Moreover, water intoxication can also cause digestive and consciousness problems. If the treatment is administrated prior to the tissue swallowing phase, there are chances of the patient’s full recovery in a few days. In order to avoid all these complications, it is recommended that we drink water responsibly, moderate, and only when we are thirsty. However, there are still plenty of myths claiming that, the thirst sensation only comes after the body is already dehydrated, thus we should permanently feed it with water. With so many contradictive pieces of information, what should one believe?
Another study conducted by a renowned Romanian doctor established in the U.S.A. reaching a period of three years comes to the conclusion that water is, in fact, not beneficial to the human body when overdosing it.
There are plenty of myths revolving around the fact that drinking water excessively will cause less renal problems and will allow any sand or rocks deposited in the kidneys to self dissolve. Moreover, the doctors links to the fact that, since various climates throughout the world require a certain amount of humidity, there are no direct linkages between drinking the stipulated amount of 8 glasses of water daily and the health benefits coming from it. Some people categories including sportsmen and those who constantly use their physical strength, as well as those living in dryer climates may feel the need of drinking more water to prevent dehydration.
Similarly, those who sweat a lot due to natural causes (physical effort, heat) may also feel the need of drinking too much water, which is understandable. On the other hand, regular people with regular brain activity and workout routines, sedentary people and those who live in moderate climates will not feel the exact need of drinking water constantly.

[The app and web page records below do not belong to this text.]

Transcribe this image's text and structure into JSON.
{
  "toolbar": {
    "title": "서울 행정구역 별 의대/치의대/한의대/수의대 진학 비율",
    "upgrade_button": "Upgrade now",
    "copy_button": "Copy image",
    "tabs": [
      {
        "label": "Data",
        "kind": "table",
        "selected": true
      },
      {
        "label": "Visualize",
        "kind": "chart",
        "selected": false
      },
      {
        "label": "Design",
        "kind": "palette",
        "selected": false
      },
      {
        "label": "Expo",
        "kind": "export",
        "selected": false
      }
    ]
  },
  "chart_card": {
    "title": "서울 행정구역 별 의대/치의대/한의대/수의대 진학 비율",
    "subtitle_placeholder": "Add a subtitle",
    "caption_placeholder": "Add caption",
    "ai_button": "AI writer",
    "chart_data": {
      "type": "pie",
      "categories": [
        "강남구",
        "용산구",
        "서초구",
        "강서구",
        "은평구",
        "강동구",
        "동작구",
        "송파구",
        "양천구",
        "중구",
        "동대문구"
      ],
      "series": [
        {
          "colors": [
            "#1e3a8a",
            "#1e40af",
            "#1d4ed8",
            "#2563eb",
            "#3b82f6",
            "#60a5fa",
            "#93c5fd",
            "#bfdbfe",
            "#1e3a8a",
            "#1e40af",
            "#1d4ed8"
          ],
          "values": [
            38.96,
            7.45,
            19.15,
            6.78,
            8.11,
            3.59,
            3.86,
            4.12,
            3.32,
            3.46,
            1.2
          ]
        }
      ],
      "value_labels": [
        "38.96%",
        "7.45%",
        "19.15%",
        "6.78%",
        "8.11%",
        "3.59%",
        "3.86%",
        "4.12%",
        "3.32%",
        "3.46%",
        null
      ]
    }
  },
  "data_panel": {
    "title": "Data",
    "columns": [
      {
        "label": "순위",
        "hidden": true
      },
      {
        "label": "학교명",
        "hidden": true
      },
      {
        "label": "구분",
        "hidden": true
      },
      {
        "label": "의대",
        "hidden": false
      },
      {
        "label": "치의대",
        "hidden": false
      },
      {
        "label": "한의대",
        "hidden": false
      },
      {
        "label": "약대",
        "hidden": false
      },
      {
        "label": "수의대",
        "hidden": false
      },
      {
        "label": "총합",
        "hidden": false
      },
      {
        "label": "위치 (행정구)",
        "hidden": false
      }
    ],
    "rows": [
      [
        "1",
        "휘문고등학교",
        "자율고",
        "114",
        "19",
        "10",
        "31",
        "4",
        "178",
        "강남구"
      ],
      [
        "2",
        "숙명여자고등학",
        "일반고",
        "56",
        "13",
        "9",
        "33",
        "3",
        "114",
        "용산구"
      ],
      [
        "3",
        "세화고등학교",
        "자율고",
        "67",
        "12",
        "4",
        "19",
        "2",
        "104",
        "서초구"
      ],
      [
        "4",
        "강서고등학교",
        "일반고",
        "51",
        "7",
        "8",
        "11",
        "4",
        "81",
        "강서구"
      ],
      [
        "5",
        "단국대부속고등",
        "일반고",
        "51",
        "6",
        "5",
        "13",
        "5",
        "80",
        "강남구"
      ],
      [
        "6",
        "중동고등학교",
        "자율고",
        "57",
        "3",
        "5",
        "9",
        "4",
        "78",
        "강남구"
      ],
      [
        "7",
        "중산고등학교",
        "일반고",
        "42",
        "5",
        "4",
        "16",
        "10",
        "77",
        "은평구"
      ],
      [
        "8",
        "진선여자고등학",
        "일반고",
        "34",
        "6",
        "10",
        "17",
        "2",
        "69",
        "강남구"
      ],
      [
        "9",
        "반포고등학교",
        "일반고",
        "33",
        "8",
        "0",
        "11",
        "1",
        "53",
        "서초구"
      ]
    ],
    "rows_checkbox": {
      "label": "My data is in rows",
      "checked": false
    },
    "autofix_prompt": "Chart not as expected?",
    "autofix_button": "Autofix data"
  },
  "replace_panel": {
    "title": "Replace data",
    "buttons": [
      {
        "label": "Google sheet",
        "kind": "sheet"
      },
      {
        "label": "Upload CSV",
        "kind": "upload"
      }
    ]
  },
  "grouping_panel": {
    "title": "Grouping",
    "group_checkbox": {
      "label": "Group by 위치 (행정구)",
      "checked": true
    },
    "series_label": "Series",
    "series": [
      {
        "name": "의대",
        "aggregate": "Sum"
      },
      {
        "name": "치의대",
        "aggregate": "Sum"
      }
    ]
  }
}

The same researcher comes to bust other myths regarding water consumption, including the fact that drinking water will diminish headaches and will benefit your skin by making it more elastic and even.
Again, there are no concluding arguments that lead to these assumptions. No relevant statistic data was conceived after conducting such studies, leading to the fact that these axioms are only promoted as myths and have little to none medical background. Although there is proof regarding the fact that dehydration can cause skin affections, drinking large amounts of water will not automatically recover its structure and determine it to become more even, with less signs of aging or other skin affections.

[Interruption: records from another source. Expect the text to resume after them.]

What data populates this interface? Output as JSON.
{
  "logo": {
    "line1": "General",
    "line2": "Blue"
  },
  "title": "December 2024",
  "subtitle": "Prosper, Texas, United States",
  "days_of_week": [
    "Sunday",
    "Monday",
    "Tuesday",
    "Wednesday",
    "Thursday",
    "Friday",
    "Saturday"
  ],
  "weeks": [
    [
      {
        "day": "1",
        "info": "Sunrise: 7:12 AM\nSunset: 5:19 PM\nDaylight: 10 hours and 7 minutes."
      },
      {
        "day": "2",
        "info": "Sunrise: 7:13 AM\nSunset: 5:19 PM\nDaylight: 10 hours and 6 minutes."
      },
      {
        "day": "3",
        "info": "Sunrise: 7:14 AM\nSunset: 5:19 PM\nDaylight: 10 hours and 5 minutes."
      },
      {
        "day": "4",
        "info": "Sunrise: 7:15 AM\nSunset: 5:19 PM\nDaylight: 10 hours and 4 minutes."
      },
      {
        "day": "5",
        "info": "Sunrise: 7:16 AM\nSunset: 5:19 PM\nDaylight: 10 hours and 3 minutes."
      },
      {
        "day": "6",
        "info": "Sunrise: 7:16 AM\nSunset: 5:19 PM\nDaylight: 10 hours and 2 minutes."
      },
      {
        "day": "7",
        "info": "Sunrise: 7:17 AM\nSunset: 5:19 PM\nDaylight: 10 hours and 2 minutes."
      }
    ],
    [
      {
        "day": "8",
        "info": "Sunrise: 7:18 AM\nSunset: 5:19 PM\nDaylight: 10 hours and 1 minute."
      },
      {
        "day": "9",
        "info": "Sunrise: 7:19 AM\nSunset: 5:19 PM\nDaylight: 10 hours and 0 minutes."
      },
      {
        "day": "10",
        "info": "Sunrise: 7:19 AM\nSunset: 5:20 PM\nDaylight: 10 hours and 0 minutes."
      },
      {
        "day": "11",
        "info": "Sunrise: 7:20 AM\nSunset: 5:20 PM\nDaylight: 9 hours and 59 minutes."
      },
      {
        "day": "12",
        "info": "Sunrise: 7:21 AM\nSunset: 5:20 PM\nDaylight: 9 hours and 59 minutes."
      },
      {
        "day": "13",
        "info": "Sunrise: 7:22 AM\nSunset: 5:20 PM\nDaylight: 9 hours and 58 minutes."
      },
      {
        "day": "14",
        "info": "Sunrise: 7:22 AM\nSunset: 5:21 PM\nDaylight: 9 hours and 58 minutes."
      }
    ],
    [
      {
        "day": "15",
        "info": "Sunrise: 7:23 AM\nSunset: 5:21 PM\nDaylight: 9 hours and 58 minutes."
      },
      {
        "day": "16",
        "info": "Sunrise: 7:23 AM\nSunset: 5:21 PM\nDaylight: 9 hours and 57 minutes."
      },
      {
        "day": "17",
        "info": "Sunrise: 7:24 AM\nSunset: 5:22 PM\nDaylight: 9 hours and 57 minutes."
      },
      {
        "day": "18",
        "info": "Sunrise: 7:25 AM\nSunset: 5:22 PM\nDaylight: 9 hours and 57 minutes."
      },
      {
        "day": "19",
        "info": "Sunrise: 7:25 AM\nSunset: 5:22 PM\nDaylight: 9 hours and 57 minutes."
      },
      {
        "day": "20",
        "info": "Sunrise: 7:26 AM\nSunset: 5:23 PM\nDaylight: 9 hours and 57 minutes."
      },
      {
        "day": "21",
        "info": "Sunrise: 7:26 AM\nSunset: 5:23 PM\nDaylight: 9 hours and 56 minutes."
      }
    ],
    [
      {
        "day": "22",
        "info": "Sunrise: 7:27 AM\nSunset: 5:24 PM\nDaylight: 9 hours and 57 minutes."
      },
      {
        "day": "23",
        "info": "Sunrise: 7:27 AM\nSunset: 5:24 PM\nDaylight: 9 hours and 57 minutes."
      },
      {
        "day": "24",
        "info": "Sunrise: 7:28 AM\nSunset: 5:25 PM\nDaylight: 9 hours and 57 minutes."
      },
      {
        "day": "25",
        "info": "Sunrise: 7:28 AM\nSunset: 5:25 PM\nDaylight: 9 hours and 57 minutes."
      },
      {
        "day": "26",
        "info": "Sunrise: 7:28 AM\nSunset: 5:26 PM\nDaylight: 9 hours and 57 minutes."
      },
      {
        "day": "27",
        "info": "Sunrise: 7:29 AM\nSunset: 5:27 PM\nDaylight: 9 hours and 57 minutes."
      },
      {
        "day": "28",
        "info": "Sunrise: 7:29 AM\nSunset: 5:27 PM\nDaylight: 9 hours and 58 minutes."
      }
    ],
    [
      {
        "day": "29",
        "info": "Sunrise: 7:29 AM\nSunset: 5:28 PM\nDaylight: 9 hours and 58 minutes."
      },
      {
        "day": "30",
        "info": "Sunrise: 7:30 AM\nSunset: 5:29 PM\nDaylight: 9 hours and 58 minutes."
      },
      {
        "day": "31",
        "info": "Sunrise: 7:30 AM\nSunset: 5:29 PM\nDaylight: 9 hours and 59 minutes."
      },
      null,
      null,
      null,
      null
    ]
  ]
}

As for reducing headaches, drinking water may become beneficial more as a placebo effect.
However, there are conclusive studies showing that those who work during the night require a larger amount of water in order to keep them focused and healthy. But this is due to the fact that, biologically, all humans are programmed to rest during the night, thus, any cerebral activity needs to be liquidly sustained.

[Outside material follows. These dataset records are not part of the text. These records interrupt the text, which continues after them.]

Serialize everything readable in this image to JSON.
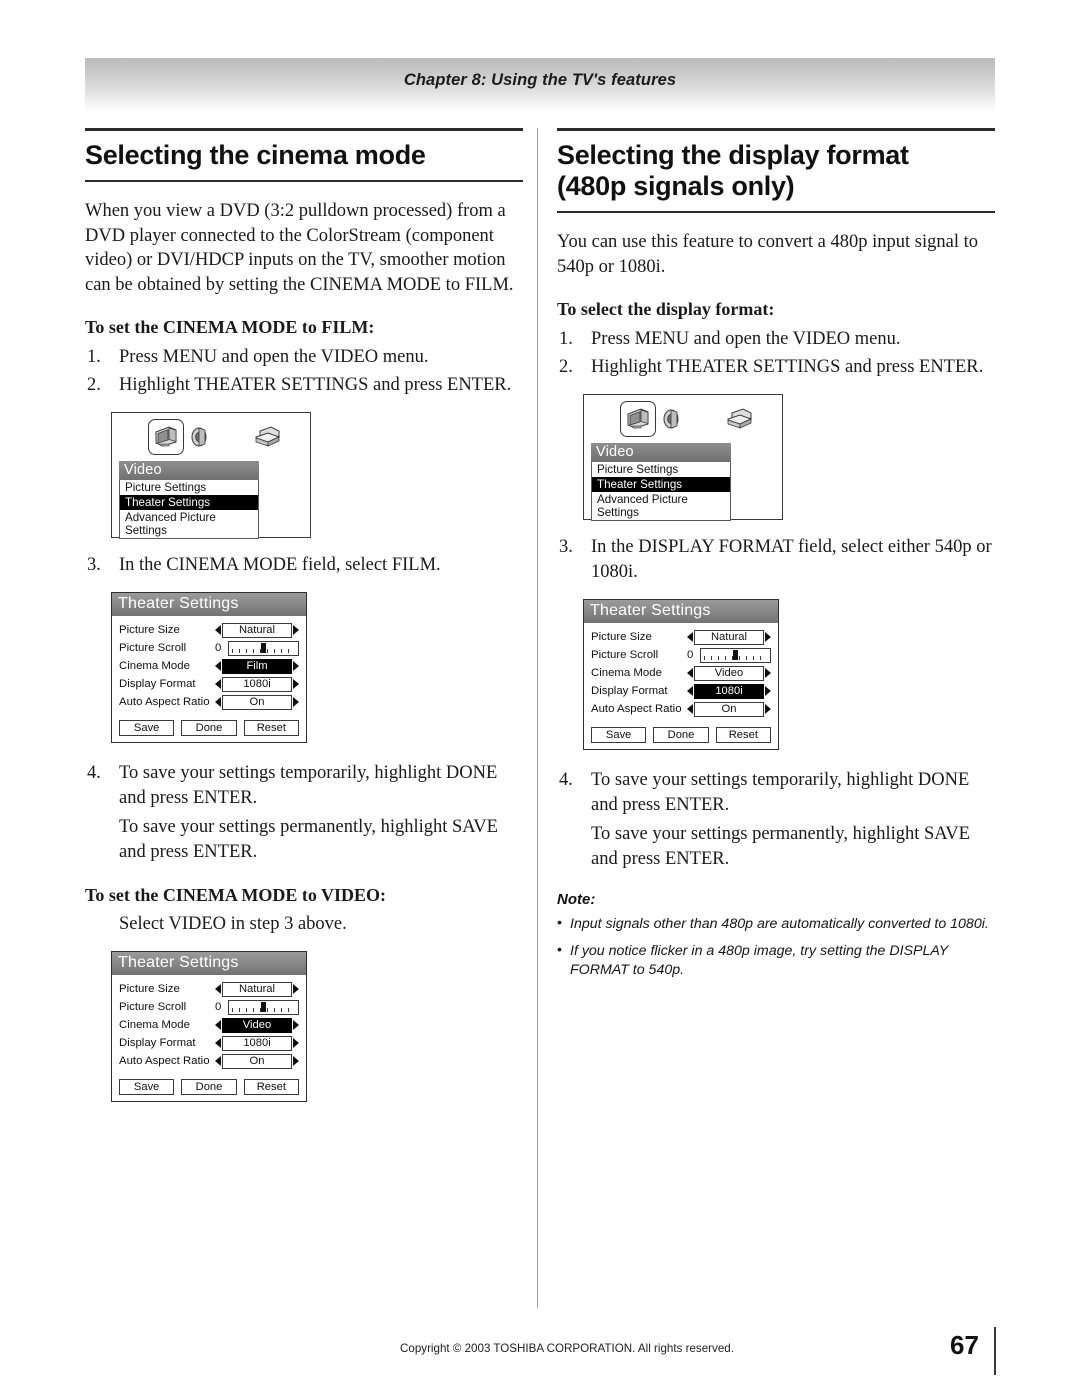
{
  "header": {
    "chapter": "Chapter 8: Using the TV's features"
  },
  "left": {
    "title": "Selecting the cinema mode",
    "intro": "When you view a DVD (3:2 pulldown processed) from a DVD player connected to the ColorStream (component video) or DVI/HDCP inputs on the TV, smoother motion can be obtained by setting the CINEMA MODE to FILM.",
    "sub1": "To set the CINEMA MODE to FILM:",
    "steps": [
      {
        "num": "1.",
        "text": "Press MENU and open the VIDEO menu."
      },
      {
        "num": "2.",
        "text": "Highlight THEATER SETTINGS and press ENTER."
      }
    ],
    "step3": {
      "num": "3.",
      "text": "In the CINEMA MODE field, select FILM."
    },
    "step4": {
      "num": "4.",
      "text": "To save your settings temporarily, highlight DONE and press ENTER."
    },
    "step4b": "To save your settings permanently, highlight SAVE and press ENTER.",
    "sub2": "To set the CINEMA MODE to VIDEO:",
    "sub2_text": "Select VIDEO in step 3 above."
  },
  "right": {
    "title_line1": "Selecting the display format",
    "title_line2": "(480p signals only)",
    "intro": "You can use this feature to convert a 480p input signal to 540p or 1080i.",
    "sub1": "To select the display format:",
    "steps": [
      {
        "num": "1.",
        "text": "Press MENU and open the VIDEO menu."
      },
      {
        "num": "2.",
        "text": "Highlight THEATER SETTINGS and press ENTER."
      }
    ],
    "step3": {
      "num": "3.",
      "text": "In the DISPLAY FORMAT field, select either 540p or 1080i."
    },
    "step4": {
      "num": "4.",
      "text": "To save your settings temporarily, highlight DONE and press ENTER."
    },
    "step4b": "To save your settings permanently, highlight SAVE and press ENTER.",
    "note_title": "Note:",
    "notes": [
      "Input signals other than 480p are automatically converted to 1080i.",
      "If you notice flicker in a 480p image, try setting the DISPLAY FORMAT to 540p."
    ]
  },
  "osd_video_menu": {
    "icons": [
      "tv-icon",
      "speaker-icon",
      "setup-icon"
    ],
    "header": "Video",
    "items": [
      {
        "label": "Picture Settings",
        "selected": false
      },
      {
        "label": "Theater Settings",
        "selected": true
      },
      {
        "label": "Advanced Picture Settings",
        "selected": false
      }
    ]
  },
  "osd_theater_film": {
    "header": "Theater Settings",
    "rows": [
      {
        "label": "Picture Size",
        "value": "Natural",
        "type": "select",
        "highlighted": false
      },
      {
        "label": "Picture Scroll",
        "value": "0",
        "type": "slider",
        "highlighted": false
      },
      {
        "label": "Cinema Mode",
        "value": "Film",
        "type": "select",
        "highlighted": true
      },
      {
        "label": "Display Format",
        "value": "1080i",
        "type": "select",
        "highlighted": false
      },
      {
        "label": "Auto Aspect Ratio",
        "value": "On",
        "type": "select",
        "highlighted": false
      }
    ],
    "buttons": [
      "Save",
      "Done",
      "Reset"
    ]
  },
  "osd_theater_video": {
    "header": "Theater Settings",
    "rows": [
      {
        "label": "Picture Size",
        "value": "Natural",
        "type": "select",
        "highlighted": false
      },
      {
        "label": "Picture Scroll",
        "value": "0",
        "type": "slider",
        "highlighted": false
      },
      {
        "label": "Cinema Mode",
        "value": "Video",
        "type": "select",
        "highlighted": true
      },
      {
        "label": "Display Format",
        "value": "1080i",
        "type": "select",
        "highlighted": false
      },
      {
        "label": "Auto Aspect Ratio",
        "value": "On",
        "type": "select",
        "highlighted": false
      }
    ],
    "buttons": [
      "Save",
      "Done",
      "Reset"
    ]
  },
  "osd_theater_format": {
    "header": "Theater Settings",
    "rows": [
      {
        "label": "Picture Size",
        "value": "Natural",
        "type": "select",
        "highlighted": false
      },
      {
        "label": "Picture Scroll",
        "value": "0",
        "type": "slider",
        "highlighted": false
      },
      {
        "label": "Cinema Mode",
        "value": "Video",
        "type": "select",
        "highlighted": false
      },
      {
        "label": "Display Format",
        "value": "1080i",
        "type": "select",
        "highlighted": true
      },
      {
        "label": "Auto Aspect Ratio",
        "value": "On",
        "type": "select",
        "highlighted": false
      }
    ],
    "buttons": [
      "Save",
      "Done",
      "Reset"
    ]
  },
  "footer": {
    "copyright": "Copyright © 2003 TOSHIBA CORPORATION. All rights reserved.",
    "page": "67"
  }
}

To conclude, water in excess, just like any other thing, can lead to further health issues. There is such thing as drinking too much water and harming yourself in the process. Most recent studies claim that people should only drink water when they feel thirsty and for as long as they have the sensation. Drinking water will not increase the focusing power or determine your skin to glow and become more even. Similar, drinking water will not increase or sustain your brain activity during the night. Last, but not least, people should bear in mind that there are large quantities of water in the foods we consume as well.
Thus, apart from those 8 glasses of water drank daily, one also gathers more water from fresh fruits and vegetables, soups, coffee, tea, and even alcohol. In fact, all foods digested contain a smaller or larger amount of water. Our kidneys are designed to eliminate around 1,5 liters of liquid through urine in 24 hours, but that does not mean you should immediately fill in your body with the exact same quantity of water.